REQUIRED WORK →
If a line in the data below contains the word "name", copy it out.

DATA FOR ANALYSIS →
---
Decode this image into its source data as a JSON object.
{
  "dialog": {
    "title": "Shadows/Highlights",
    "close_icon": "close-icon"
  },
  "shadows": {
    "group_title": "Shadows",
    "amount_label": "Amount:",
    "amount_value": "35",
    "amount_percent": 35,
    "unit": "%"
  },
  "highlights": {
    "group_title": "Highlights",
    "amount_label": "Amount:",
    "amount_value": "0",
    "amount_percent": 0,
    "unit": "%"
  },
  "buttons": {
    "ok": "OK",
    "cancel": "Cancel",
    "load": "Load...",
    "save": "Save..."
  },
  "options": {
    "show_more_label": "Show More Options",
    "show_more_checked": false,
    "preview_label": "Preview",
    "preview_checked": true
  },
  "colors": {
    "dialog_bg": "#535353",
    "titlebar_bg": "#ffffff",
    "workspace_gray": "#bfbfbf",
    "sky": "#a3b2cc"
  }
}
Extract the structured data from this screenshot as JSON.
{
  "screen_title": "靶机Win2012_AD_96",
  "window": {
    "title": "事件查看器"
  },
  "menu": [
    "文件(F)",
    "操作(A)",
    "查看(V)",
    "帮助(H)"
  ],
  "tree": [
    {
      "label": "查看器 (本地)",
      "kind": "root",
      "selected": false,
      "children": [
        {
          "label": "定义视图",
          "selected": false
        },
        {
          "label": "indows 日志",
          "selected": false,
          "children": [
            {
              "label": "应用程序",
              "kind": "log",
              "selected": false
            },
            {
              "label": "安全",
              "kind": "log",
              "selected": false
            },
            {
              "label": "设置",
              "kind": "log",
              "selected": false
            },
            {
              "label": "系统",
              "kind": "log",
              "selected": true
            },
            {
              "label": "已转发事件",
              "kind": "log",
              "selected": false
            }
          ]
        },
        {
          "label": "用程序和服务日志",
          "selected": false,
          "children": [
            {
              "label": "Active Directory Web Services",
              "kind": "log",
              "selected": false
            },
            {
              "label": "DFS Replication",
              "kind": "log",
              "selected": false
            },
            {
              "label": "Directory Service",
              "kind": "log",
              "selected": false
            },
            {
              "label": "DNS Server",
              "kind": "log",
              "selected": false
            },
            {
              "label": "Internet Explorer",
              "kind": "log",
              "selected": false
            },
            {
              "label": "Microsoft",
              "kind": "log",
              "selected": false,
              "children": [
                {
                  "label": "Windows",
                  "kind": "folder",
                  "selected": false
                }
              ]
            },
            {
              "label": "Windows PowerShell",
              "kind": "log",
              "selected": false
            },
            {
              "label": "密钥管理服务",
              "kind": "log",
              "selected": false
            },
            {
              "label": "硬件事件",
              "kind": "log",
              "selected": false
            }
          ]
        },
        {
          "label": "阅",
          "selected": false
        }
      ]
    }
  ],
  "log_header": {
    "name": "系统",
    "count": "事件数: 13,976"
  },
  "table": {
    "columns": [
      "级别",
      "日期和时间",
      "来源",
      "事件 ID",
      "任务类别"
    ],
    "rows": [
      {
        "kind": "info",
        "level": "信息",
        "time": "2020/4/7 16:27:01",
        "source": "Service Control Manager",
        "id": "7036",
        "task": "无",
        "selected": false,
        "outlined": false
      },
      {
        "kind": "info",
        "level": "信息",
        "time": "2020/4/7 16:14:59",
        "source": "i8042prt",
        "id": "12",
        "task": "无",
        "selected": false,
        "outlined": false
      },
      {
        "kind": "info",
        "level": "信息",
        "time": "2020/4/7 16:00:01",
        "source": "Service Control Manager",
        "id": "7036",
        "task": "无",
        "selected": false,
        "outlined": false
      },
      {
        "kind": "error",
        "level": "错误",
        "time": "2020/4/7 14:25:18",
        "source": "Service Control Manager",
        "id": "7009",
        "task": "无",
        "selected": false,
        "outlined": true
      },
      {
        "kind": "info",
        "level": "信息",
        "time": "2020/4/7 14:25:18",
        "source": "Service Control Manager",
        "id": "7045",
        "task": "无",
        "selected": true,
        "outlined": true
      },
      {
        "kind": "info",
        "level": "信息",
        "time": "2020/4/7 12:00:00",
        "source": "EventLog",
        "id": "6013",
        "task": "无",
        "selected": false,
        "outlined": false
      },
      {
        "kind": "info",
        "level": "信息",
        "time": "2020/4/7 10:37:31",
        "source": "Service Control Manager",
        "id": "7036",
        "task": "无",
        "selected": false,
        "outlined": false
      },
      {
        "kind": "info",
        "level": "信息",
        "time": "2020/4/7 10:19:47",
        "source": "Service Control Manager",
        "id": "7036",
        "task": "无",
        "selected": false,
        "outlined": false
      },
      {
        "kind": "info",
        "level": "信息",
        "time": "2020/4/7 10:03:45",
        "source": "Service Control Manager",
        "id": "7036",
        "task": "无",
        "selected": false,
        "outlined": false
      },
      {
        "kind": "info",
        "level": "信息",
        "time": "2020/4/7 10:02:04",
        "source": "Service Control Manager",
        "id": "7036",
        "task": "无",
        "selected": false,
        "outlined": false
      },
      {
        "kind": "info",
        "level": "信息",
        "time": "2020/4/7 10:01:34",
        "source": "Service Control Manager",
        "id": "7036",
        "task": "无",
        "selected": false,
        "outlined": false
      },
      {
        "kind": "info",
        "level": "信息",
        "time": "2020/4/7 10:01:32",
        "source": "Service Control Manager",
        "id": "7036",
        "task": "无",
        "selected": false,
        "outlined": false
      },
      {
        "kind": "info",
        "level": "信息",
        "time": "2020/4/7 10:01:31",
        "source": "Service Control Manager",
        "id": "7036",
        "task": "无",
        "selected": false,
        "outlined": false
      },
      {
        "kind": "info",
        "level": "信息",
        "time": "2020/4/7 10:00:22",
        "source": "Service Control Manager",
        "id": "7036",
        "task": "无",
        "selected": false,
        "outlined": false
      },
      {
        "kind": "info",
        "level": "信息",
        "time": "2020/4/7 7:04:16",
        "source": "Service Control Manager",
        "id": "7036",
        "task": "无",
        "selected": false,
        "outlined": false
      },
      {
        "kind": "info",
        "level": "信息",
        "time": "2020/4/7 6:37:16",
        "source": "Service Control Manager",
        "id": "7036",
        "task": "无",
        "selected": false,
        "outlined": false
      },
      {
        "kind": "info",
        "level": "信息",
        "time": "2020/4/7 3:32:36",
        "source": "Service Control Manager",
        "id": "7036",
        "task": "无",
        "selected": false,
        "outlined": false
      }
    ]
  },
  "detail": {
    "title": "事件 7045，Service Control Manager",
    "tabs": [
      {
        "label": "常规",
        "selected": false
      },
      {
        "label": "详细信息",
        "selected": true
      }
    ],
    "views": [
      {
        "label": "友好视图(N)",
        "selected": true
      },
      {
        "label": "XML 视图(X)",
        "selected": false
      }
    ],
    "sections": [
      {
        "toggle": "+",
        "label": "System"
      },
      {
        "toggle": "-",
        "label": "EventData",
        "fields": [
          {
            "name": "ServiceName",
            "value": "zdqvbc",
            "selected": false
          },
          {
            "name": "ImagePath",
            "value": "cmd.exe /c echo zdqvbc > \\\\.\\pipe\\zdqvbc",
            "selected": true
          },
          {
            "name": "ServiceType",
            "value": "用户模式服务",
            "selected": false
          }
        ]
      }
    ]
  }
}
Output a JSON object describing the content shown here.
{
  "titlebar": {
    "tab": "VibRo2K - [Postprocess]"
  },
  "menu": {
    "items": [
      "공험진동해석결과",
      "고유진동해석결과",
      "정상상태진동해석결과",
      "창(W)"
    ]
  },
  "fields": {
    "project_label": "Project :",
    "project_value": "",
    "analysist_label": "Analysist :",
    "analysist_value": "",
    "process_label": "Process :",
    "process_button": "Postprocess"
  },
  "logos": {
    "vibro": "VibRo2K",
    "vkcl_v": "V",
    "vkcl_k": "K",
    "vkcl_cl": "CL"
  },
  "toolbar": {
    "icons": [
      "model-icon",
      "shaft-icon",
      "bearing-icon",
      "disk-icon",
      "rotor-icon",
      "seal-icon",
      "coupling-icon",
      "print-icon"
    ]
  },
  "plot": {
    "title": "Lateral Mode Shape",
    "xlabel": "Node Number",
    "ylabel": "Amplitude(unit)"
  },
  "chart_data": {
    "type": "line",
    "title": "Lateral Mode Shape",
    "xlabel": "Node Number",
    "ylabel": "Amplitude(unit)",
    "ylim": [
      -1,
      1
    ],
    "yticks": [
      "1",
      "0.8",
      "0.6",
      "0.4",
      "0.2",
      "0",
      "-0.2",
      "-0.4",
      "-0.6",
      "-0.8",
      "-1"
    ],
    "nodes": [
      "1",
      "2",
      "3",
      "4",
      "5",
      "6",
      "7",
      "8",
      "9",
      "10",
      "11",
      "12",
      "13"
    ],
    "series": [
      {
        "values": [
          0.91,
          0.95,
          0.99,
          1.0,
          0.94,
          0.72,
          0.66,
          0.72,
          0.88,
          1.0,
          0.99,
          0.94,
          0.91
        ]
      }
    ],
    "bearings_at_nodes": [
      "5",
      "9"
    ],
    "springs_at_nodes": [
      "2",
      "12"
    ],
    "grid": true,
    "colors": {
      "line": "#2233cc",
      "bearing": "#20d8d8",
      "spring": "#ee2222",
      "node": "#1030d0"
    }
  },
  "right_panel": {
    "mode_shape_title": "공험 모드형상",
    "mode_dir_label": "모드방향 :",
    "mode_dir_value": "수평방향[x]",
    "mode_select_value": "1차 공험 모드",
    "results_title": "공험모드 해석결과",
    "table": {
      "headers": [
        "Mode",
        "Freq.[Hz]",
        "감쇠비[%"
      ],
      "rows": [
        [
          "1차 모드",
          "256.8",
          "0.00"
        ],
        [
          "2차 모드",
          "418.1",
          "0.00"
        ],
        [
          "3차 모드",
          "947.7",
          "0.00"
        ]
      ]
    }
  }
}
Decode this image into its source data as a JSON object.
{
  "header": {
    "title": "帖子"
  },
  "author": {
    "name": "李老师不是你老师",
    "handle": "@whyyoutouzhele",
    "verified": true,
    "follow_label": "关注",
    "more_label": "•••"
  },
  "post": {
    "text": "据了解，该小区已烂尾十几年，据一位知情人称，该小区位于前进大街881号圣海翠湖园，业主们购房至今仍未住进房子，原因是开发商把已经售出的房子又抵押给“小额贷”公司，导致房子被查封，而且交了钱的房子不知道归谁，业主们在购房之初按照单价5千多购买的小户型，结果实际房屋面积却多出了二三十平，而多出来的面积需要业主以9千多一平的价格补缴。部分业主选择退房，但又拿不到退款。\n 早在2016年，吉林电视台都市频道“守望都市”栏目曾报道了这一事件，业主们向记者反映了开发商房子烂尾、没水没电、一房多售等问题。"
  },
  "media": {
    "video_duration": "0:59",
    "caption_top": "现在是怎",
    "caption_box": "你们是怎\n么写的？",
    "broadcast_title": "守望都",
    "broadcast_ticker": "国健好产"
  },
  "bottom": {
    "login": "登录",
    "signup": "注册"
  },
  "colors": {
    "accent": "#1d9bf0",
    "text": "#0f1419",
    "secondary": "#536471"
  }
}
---
RESPONSE AREA →
    "name": "系统",
            "name": "ServiceName",
            "name": "ImagePath",
            "name": "ServiceType",
    "name": "李老师不是你老师",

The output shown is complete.